[Website and app data records]
★ ★ ★ ★

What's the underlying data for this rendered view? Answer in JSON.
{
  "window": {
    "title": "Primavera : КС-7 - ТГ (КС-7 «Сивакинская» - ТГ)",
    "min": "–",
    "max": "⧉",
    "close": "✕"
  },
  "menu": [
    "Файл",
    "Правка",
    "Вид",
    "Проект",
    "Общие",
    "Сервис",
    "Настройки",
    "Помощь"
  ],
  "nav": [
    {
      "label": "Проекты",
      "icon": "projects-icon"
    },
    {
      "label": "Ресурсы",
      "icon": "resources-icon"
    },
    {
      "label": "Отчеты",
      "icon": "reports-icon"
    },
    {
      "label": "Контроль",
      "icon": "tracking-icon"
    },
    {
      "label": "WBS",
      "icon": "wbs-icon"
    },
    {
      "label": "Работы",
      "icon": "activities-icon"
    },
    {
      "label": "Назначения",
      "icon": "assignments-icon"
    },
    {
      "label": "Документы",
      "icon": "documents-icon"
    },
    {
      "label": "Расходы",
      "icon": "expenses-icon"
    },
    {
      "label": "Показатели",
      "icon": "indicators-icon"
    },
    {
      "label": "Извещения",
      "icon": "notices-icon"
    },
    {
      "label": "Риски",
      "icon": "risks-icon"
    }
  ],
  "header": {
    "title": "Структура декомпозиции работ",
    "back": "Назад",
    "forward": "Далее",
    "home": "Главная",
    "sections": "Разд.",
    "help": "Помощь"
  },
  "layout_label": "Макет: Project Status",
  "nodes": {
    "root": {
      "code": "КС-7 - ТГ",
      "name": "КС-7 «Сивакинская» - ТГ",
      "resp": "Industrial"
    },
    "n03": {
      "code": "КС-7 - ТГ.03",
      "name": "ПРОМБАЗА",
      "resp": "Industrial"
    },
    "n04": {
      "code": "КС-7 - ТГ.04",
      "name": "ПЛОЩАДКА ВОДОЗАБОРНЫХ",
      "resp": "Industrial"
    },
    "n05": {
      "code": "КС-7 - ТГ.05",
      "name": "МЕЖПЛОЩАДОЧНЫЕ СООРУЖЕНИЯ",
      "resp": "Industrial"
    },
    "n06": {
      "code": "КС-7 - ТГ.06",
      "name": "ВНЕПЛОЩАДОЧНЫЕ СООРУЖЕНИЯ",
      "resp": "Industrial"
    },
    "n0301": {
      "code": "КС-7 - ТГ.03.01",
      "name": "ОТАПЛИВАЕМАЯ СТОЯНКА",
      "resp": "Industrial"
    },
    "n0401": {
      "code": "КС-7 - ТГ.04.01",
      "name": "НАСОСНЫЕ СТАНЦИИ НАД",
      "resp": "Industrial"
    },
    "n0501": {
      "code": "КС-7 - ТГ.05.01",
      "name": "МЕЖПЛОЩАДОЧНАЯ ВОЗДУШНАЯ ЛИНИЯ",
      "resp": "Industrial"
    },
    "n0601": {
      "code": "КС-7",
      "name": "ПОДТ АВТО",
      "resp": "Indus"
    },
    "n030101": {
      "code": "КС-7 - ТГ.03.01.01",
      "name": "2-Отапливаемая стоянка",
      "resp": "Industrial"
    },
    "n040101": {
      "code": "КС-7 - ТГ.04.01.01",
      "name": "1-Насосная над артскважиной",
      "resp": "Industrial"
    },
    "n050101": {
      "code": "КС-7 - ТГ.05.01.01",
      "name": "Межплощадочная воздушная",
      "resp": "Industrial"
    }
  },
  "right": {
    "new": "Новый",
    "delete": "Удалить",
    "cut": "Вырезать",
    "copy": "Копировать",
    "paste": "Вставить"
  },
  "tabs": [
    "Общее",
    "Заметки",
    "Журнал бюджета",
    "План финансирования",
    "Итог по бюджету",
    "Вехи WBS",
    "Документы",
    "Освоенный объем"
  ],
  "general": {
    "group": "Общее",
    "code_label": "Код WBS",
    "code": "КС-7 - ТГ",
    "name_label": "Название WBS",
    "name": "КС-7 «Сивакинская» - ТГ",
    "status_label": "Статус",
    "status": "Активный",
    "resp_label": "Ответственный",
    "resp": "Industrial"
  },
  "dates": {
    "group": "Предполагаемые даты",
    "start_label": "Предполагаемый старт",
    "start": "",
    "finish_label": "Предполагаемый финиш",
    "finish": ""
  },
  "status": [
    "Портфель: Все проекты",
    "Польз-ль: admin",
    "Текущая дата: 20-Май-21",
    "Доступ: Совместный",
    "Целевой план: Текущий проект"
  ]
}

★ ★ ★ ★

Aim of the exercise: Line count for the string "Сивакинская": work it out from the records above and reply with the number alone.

Solution for this task: 3